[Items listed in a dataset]
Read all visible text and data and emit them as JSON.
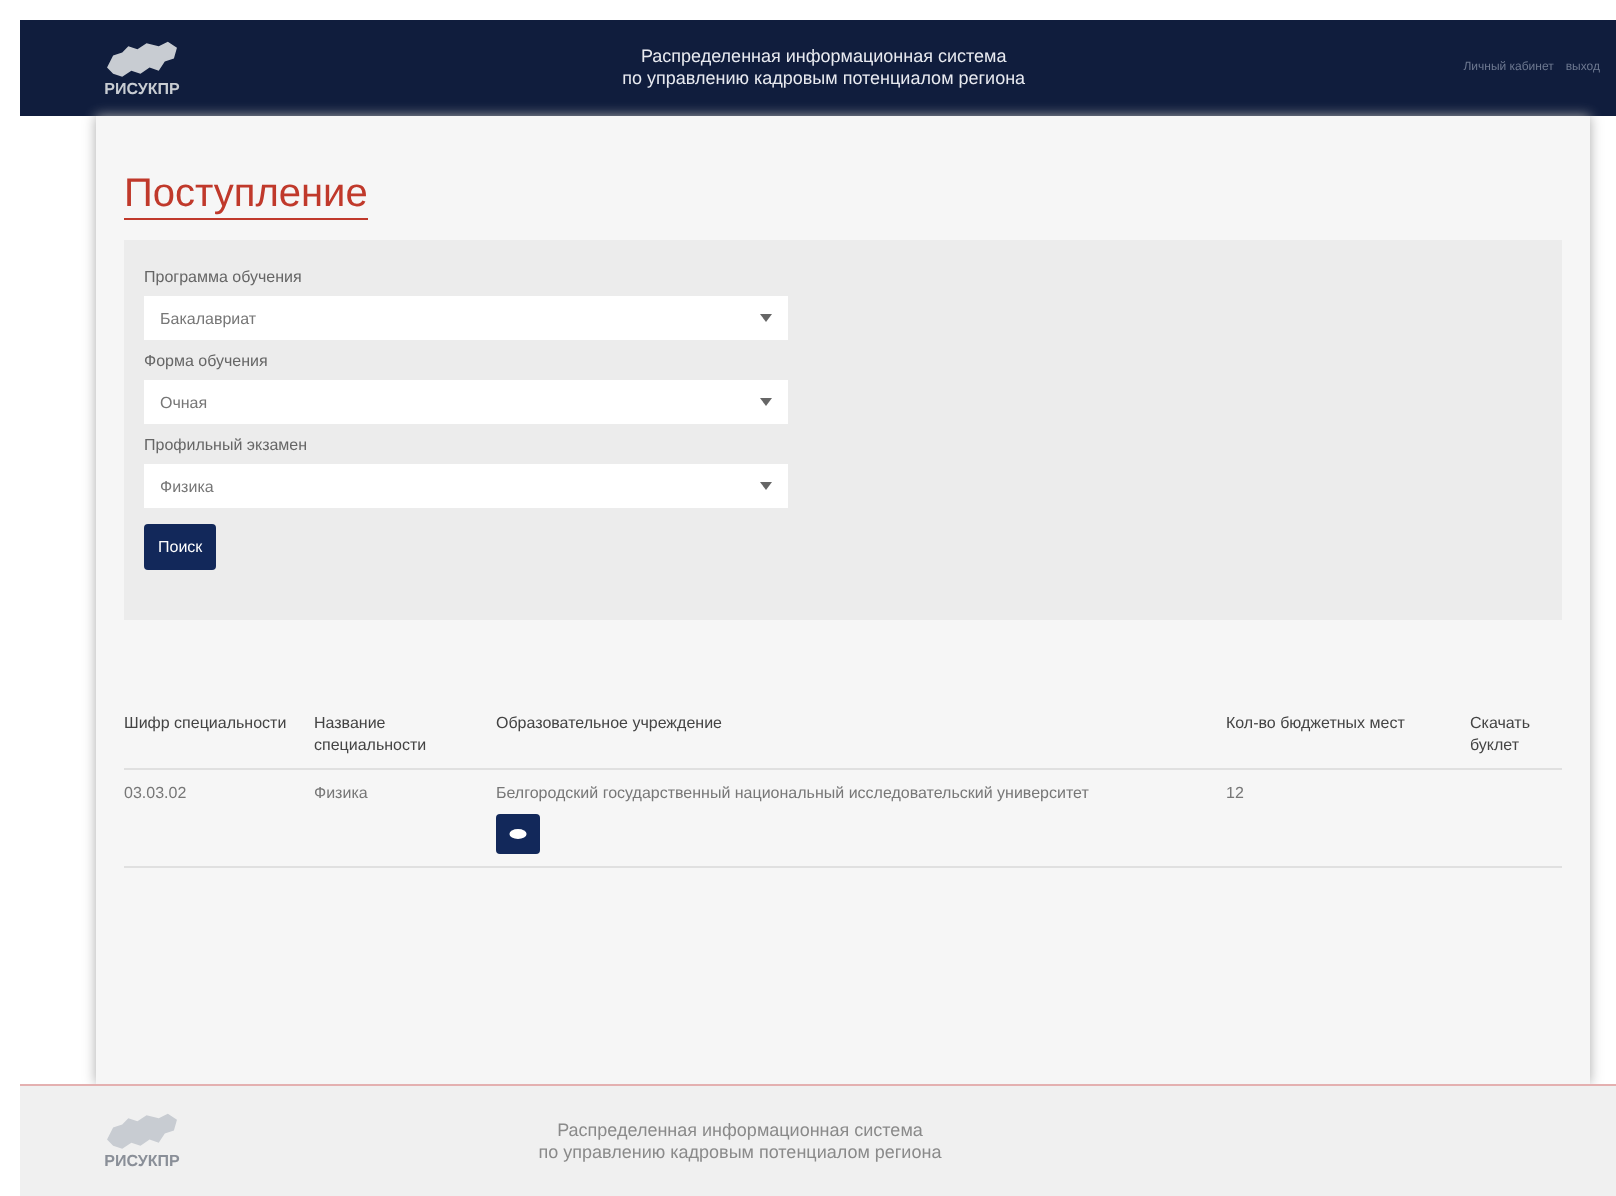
{
  "header": {
    "logo_text": "РИСУКПР",
    "title_line1": "Распределенная информационная система",
    "title_line2": "по управлению кадровым потенциалом региона",
    "account_link": "Личный кабинет",
    "logout_link": "выход"
  },
  "page_title": "Поступление",
  "filters": [
    {
      "label": "Программа обучения",
      "value": "Бакалавриат"
    },
    {
      "label": "Форма обучения",
      "value": "Очная"
    },
    {
      "label": "Профильный экзамен",
      "value": "Физика"
    }
  ],
  "search_button": "Поиск",
  "table": {
    "columns": [
      "Шифр специальности",
      "Название специальности",
      "Образовательное учреждение",
      "Кол-во бюджетных мест",
      "Скачать буклет"
    ],
    "rows": [
      {
        "cells": [
          "03.03.02",
          "Физика",
          "Белгородский государственный национальный исследовательский университет",
          "12"
        ],
        "has_view_button": true
      }
    ]
  },
  "footer": {
    "logo_text": "РИСУКПР",
    "line1": "Распределенная информационная система",
    "line2": "по управлению кадровым потенциалом региона"
  }
}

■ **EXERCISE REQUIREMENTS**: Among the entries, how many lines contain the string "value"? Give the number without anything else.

■ **ANSWER TO THE EXERCISE**: 3